EXERCISE GOAL: If a line of the material holds the string "name", please copy it.

=== Begin Enclosure ===

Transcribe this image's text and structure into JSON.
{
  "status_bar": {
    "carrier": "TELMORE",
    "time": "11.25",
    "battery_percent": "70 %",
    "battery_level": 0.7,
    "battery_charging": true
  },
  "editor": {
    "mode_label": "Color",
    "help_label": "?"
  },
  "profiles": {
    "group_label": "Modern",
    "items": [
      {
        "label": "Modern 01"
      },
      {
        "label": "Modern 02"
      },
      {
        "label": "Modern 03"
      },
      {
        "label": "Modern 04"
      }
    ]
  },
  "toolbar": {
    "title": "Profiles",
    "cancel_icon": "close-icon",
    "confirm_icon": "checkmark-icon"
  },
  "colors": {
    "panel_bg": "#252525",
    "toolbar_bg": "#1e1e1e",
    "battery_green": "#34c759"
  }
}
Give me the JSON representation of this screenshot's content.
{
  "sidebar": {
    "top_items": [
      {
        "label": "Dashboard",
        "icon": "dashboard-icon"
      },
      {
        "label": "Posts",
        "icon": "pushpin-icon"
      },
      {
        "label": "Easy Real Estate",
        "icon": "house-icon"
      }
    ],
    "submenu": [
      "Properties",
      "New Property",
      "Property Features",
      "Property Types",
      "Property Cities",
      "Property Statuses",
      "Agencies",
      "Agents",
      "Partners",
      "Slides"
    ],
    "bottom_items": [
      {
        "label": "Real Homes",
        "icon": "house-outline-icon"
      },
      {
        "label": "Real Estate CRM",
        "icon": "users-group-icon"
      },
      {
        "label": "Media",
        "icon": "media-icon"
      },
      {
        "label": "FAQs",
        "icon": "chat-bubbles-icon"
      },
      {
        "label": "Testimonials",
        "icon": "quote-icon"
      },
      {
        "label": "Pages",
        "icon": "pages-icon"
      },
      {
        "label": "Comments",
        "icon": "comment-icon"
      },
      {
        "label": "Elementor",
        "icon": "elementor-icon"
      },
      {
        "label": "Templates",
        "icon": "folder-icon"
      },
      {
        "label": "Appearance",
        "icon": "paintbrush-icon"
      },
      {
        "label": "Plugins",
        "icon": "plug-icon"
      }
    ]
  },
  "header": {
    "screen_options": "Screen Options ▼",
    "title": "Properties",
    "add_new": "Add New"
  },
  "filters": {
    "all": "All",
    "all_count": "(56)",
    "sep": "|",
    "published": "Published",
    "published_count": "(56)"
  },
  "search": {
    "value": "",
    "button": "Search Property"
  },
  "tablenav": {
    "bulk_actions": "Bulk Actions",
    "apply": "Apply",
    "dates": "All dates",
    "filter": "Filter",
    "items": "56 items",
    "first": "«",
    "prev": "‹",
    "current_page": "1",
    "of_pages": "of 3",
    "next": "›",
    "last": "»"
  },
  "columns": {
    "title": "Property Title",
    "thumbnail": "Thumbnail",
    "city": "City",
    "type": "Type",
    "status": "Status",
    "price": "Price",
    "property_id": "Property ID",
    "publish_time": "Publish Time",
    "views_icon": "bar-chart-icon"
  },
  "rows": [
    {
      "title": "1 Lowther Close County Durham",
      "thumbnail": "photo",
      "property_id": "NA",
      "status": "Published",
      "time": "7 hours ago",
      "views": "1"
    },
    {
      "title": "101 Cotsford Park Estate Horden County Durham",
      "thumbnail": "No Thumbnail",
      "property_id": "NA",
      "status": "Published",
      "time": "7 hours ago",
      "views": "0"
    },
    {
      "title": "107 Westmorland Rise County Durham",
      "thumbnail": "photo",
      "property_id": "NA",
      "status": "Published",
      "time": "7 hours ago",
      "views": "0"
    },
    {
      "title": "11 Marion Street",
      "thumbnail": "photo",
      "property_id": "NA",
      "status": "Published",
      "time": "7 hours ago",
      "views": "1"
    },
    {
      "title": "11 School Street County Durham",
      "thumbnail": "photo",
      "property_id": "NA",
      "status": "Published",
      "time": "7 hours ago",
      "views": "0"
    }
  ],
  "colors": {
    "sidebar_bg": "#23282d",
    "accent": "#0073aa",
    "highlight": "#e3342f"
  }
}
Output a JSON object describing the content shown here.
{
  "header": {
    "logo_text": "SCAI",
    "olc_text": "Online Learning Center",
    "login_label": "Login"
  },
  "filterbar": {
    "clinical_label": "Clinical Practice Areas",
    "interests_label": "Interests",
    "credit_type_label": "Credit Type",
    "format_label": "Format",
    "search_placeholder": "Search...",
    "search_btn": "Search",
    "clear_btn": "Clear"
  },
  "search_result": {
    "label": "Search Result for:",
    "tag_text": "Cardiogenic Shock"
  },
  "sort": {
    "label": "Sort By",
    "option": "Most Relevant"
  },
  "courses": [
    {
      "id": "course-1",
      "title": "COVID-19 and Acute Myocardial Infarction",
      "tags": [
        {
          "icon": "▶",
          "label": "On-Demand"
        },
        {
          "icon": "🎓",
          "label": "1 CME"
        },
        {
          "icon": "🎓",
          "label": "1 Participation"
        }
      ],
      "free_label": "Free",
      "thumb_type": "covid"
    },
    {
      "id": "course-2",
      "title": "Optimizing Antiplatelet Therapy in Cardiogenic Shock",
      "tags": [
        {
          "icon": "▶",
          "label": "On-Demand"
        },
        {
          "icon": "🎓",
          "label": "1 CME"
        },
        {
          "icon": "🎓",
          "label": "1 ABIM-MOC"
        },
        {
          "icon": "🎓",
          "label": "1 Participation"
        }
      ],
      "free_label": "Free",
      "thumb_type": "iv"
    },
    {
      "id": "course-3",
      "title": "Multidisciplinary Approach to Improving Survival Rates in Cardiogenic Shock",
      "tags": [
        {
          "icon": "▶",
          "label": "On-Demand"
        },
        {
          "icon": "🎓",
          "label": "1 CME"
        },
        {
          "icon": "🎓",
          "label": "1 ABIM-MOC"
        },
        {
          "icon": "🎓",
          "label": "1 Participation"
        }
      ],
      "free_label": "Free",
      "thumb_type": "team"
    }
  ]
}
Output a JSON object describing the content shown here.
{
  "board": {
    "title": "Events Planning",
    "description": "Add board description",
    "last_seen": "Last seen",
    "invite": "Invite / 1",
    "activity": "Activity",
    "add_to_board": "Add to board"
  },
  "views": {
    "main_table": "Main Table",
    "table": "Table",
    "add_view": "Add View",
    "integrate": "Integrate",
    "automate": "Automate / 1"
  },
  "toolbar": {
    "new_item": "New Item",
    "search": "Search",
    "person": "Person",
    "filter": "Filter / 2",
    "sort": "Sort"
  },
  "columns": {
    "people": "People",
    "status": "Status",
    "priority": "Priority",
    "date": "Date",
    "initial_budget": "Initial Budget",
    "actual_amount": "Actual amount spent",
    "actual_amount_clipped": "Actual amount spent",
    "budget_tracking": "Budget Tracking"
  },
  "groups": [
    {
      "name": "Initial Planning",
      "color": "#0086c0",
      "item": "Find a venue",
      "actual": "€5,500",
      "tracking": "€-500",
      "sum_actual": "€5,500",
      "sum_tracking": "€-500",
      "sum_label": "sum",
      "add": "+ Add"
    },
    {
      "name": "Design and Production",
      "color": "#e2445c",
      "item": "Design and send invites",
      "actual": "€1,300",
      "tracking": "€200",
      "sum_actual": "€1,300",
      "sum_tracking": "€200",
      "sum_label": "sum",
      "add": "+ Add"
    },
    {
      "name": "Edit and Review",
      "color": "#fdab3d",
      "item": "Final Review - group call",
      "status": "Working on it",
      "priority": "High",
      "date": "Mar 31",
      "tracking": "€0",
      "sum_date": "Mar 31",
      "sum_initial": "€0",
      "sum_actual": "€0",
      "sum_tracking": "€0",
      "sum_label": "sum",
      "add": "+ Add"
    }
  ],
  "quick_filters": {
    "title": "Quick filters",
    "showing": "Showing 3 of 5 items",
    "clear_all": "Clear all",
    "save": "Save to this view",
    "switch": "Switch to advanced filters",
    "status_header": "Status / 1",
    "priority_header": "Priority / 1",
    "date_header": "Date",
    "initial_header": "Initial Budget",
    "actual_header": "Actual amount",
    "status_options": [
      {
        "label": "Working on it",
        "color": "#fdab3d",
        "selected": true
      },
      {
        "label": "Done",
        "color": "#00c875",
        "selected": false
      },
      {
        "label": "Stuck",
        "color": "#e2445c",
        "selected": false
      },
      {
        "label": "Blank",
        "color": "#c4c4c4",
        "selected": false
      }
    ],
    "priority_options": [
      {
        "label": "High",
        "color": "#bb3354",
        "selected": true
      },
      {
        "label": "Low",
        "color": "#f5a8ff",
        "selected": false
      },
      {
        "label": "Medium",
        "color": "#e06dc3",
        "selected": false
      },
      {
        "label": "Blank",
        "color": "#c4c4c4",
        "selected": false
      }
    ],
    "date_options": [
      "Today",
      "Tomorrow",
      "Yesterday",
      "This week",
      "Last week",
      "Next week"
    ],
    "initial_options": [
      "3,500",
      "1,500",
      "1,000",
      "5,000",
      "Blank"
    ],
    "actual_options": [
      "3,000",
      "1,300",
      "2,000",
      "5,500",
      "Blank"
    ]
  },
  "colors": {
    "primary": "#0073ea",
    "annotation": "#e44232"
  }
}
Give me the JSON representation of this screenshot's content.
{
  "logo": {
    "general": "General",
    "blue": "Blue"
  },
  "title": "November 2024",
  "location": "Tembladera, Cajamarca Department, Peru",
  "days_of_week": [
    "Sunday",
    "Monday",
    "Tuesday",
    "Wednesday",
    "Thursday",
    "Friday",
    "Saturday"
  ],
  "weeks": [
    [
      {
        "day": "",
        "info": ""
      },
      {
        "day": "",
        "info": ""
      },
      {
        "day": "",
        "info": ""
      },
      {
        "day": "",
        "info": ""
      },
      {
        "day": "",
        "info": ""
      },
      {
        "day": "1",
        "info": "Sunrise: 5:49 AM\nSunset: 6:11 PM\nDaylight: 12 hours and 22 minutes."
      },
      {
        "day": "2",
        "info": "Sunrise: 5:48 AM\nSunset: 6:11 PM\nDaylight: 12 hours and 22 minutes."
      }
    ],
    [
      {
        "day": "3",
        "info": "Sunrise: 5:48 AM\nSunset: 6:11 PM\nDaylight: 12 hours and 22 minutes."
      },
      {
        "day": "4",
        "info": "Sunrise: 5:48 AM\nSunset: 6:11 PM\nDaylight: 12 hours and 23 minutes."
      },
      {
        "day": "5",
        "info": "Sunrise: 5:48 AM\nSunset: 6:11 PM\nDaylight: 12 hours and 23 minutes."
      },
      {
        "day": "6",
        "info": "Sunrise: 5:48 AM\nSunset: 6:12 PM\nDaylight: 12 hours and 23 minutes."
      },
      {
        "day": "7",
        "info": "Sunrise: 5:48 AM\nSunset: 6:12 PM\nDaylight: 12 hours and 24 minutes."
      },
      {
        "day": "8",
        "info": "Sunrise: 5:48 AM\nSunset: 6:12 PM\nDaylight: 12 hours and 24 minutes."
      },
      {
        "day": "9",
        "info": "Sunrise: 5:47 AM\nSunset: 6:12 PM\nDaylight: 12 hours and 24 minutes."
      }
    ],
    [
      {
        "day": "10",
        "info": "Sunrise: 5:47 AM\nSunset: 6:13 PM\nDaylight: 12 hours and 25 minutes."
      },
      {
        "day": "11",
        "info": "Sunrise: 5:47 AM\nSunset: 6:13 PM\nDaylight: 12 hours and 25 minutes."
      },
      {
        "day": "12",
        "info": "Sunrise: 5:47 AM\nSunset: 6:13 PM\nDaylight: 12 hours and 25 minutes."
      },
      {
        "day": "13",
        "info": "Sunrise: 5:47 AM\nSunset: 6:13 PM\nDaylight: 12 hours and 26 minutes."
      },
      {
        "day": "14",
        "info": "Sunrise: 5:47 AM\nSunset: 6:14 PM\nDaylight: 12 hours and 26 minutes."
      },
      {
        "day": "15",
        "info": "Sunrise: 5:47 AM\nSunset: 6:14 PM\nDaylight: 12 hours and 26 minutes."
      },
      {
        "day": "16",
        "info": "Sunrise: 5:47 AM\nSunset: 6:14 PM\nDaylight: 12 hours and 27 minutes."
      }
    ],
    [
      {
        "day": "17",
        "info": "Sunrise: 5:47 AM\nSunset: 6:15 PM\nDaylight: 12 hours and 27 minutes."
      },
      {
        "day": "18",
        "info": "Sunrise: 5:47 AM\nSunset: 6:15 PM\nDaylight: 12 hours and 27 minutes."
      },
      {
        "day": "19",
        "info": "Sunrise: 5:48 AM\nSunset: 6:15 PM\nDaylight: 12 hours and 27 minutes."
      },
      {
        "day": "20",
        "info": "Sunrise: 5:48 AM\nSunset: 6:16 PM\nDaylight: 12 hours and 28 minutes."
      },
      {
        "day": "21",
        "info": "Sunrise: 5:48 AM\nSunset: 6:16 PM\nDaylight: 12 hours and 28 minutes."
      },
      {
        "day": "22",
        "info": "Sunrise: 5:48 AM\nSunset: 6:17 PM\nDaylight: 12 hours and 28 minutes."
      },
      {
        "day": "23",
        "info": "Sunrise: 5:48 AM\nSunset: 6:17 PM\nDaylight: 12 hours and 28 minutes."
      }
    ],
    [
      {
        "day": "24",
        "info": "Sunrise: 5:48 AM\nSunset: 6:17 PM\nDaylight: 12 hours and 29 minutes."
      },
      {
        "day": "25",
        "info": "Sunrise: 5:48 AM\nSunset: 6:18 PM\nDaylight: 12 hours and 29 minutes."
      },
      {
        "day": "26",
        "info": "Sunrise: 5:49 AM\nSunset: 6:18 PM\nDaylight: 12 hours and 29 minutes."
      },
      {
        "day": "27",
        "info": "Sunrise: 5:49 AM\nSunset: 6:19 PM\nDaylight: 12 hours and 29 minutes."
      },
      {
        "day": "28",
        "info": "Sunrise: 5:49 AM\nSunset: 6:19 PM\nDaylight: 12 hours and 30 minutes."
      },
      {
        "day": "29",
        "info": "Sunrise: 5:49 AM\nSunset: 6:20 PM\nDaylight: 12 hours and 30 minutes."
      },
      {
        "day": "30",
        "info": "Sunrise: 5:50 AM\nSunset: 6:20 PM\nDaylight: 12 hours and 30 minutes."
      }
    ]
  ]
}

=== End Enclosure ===

RESULT FOR THIS EXERCISE:
      "name": "Initial Planning",
      "name": "Design and Production",
      "name": "Edit and Review",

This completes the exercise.